The answer must match the material word for word, with every line included.

+ + +

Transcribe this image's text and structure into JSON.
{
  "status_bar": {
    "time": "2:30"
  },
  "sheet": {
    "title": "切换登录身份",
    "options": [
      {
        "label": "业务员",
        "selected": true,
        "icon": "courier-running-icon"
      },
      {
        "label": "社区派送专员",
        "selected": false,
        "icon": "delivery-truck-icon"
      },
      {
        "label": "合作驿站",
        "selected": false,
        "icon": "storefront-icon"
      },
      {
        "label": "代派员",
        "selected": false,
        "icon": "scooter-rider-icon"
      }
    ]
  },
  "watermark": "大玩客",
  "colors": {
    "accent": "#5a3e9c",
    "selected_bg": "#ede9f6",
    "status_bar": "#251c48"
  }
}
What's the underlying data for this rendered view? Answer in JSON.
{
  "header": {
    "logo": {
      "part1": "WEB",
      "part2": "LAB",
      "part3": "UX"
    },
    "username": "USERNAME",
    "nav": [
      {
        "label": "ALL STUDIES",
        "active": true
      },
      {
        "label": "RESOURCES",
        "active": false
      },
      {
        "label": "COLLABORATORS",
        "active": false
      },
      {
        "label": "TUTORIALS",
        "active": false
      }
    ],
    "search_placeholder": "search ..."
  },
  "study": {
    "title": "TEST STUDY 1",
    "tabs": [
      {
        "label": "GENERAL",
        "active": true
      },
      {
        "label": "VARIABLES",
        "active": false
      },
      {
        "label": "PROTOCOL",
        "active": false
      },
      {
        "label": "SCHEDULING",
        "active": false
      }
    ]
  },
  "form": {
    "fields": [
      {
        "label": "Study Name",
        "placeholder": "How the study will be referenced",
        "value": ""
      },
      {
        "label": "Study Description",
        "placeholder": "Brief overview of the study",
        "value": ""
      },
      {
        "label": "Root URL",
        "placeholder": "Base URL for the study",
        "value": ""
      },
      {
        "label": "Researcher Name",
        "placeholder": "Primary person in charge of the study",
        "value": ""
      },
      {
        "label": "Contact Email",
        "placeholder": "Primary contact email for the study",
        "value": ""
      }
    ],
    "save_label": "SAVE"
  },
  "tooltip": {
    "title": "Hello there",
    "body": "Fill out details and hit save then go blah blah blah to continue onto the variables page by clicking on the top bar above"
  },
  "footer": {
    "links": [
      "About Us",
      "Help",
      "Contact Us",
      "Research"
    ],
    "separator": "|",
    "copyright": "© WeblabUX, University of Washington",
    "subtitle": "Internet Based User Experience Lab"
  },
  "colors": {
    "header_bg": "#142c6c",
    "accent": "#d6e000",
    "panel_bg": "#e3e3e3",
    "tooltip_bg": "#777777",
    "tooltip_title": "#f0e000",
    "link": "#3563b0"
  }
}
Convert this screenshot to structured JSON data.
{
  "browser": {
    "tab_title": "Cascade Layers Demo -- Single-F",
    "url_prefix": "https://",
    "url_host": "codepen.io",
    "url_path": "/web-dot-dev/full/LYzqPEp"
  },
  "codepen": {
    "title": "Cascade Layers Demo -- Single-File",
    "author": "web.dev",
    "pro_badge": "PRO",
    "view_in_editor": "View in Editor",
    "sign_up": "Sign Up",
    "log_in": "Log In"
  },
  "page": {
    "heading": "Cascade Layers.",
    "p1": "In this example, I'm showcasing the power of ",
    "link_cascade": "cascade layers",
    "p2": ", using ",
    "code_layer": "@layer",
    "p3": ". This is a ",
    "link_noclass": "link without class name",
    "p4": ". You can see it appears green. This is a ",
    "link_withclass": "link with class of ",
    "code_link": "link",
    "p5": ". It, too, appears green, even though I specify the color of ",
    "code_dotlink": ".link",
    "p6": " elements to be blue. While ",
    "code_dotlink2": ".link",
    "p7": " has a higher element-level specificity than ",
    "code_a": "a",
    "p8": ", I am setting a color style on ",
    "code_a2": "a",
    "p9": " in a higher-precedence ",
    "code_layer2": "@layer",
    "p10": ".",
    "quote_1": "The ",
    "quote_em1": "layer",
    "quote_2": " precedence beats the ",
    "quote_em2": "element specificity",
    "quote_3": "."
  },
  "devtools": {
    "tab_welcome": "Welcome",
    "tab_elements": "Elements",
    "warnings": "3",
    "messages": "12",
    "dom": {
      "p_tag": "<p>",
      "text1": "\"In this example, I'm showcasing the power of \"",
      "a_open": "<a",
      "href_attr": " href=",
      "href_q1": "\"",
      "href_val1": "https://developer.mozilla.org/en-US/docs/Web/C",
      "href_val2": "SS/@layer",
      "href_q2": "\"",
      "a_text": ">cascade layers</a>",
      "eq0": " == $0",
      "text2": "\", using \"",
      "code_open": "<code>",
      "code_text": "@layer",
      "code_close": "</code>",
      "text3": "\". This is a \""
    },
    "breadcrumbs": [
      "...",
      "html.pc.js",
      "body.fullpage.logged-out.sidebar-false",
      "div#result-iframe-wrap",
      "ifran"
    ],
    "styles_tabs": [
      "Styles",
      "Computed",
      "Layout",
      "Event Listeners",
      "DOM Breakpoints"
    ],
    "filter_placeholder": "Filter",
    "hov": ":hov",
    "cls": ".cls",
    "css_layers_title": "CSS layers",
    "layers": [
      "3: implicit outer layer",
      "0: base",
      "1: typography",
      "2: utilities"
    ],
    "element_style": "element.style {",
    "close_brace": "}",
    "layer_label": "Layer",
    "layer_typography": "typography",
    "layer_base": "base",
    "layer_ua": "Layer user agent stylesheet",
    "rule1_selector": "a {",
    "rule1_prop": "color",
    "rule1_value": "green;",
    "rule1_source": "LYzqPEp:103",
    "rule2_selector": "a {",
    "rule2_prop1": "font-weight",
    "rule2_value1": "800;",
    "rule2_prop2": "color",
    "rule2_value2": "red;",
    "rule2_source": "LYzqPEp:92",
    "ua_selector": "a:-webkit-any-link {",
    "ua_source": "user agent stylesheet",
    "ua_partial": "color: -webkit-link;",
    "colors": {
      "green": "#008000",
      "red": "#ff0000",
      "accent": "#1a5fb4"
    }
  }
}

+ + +

• WORKED SOLUTION:
Transcribe this image's text and structure into JSON.
{
  "status_bar": {
    "time": "2:30"
  },
  "sheet": {
    "title": "切换登录身份",
    "options": [
      {
        "label": "业务员",
        "selected": true,
        "icon": "courier-running-icon"
      },
      {
        "label": "社区派送专员",
        "selected": false,
        "icon": "delivery-truck-icon"
      },
      {
        "label": "合作驿站",
        "selected": false,
        "icon": "storefront-icon"
      },
      {
        "label": "代派员",
        "selected": false,
        "icon": "scooter-rider-icon"
      }
    ]
  },
  "watermark": "大玩客",
  "colors": {
    "accent": "#5a3e9c",
    "selected_bg": "#ede9f6",
    "status_bar": "#251c48"
  }
}
What's the underlying data for this rendered view? Answer in JSON.
{
  "header": {
    "logo": {
      "part1": "WEB",
      "part2": "LAB",
      "part3": "UX"
    },
    "username": "USERNAME",
    "nav": [
      {
        "label": "ALL STUDIES",
        "active": true
      },
      {
        "label": "RESOURCES",
        "active": false
      },
      {
        "label": "COLLABORATORS",
        "active": false
      },
      {
        "label": "TUTORIALS",
        "active": false
      }
    ],
    "search_placeholder": "search ..."
  },
  "study": {
    "title": "TEST STUDY 1",
    "tabs": [
      {
        "label": "GENERAL",
        "active": true
      },
      {
        "label": "VARIABLES",
        "active": false
      },
      {
        "label": "PROTOCOL",
        "active": false
      },
      {
        "label": "SCHEDULING",
        "active": false
      }
    ]
  },
  "form": {
    "fields": [
      {
        "label": "Study Name",
        "placeholder": "How the study will be referenced",
        "value": ""
      },
      {
        "label": "Study Description",
        "placeholder": "Brief overview of the study",
        "value": ""
      },
      {
        "label": "Root URL",
        "placeholder": "Base URL for the study",
        "value": ""
      },
      {
        "label": "Researcher Name",
        "placeholder": "Primary person in charge of the study",
        "value": ""
      },
      {
        "label": "Contact Email",
        "placeholder": "Primary contact email for the study",
        "value": ""
      }
    ],
    "save_label": "SAVE"
  },
  "tooltip": {
    "title": "Hello there",
    "body": "Fill out details and hit save then go blah blah blah to continue onto the variables page by clicking on the top bar above"
  },
  "footer": {
    "links": [
      "About Us",
      "Help",
      "Contact Us",
      "Research"
    ],
    "separator": "|",
    "copyright": "© WeblabUX, University of Washington",
    "subtitle": "Internet Based User Experience Lab"
  },
  "colors": {
    "header_bg": "#142c6c",
    "accent": "#d6e000",
    "panel_bg": "#e3e3e3",
    "tooltip_bg": "#777777",
    "tooltip_title": "#f0e000",
    "link": "#3563b0"
  }
}
Convert this screenshot to structured JSON data.
{
  "browser": {
    "tab_title": "Cascade Layers Demo -- Single-F",
    "url_prefix": "https://",
    "url_host": "codepen.io",
    "url_path": "/web-dot-dev/full/LYzqPEp"
  },
  "codepen": {
    "title": "Cascade Layers Demo -- Single-File",
    "author": "web.dev",
    "pro_badge": "PRO",
    "view_in_editor": "View in Editor",
    "sign_up": "Sign Up",
    "log_in": "Log In"
  },
  "page": {
    "heading": "Cascade Layers.",
    "p1": "In this example, I'm showcasing the power of ",
    "link_cascade": "cascade layers",
    "p2": ", using ",
    "code_layer": "@layer",
    "p3": ". This is a ",
    "link_noclass": "link without class name",
    "p4": ". You can see it appears green. This is a ",
    "link_withclass": "link with class of ",
    "code_link": "link",
    "p5": ". It, too, appears green, even though I specify the color of ",
    "code_dotlink": ".link",
    "p6": " elements to be blue. While ",
    "code_dotlink2": ".link",
    "p7": " has a higher element-level specificity than ",
    "code_a": "a",
    "p8": ", I am setting a color style on ",
    "code_a2": "a",
    "p9": " in a higher-precedence ",
    "code_layer2": "@layer",
    "p10": ".",
    "quote_1": "The ",
    "quote_em1": "layer",
    "quote_2": " precedence beats the ",
    "quote_em2": "element specificity",
    "quote_3": "."
  },
  "devtools": {
    "tab_welcome": "Welcome",
    "tab_elements": "Elements",
    "warnings": "3",
    "messages": "12",
    "dom": {
      "p_tag": "<p>",
      "text1": "\"In this example, I'm showcasing the power of \"",
      "a_open": "<a",
      "href_attr": " href=",
      "href_q1": "\"",
      "href_val1": "https://developer.mozilla.org/en-US/docs/Web/C",
      "href_val2": "SS/@layer",
      "href_q2": "\"",
      "a_text": ">cascade layers</a>",
      "eq0": " == $0",
      "text2": "\", using \"",
      "code_open": "<code>",
      "code_text": "@layer",
      "code_close": "</code>",
      "text3": "\". This is a \""
    },
    "breadcrumbs": [
      "...",
      "html.pc.js",
      "body.fullpage.logged-out.sidebar-false",
      "div#result-iframe-wrap",
      "ifran"
    ],
    "styles_tabs": [
      "Styles",
      "Computed",
      "Layout",
      "Event Listeners",
      "DOM Breakpoints"
    ],
    "filter_placeholder": "Filter",
    "hov": ":hov",
    "cls": ".cls",
    "css_layers_title": "CSS layers",
    "layers": [
      "3: implicit outer layer",
      "0: base",
      "1: typography",
      "2: utilities"
    ],
    "element_style": "element.style {",
    "close_brace": "}",
    "layer_label": "Layer",
    "layer_typography": "typography",
    "layer_base": "base",
    "layer_ua": "Layer user agent stylesheet",
    "rule1_selector": "a {",
    "rule1_prop": "color",
    "rule1_value": "green;",
    "rule1_source": "LYzqPEp:103",
    "rule2_selector": "a {",
    "rule2_prop1": "font-weight",
    "rule2_value1": "800;",
    "rule2_prop2": "color",
    "rule2_value2": "red;",
    "rule2_source": "LYzqPEp:92",
    "ua_selector": "a:-webkit-any-link {",
    "ua_source": "user agent stylesheet",
    "ua_partial": "color: -webkit-link;",
    "colors": {
      "green": "#008000",
      "red": "#ff0000",
      "accent": "#1a5fb4"
    }
  }
}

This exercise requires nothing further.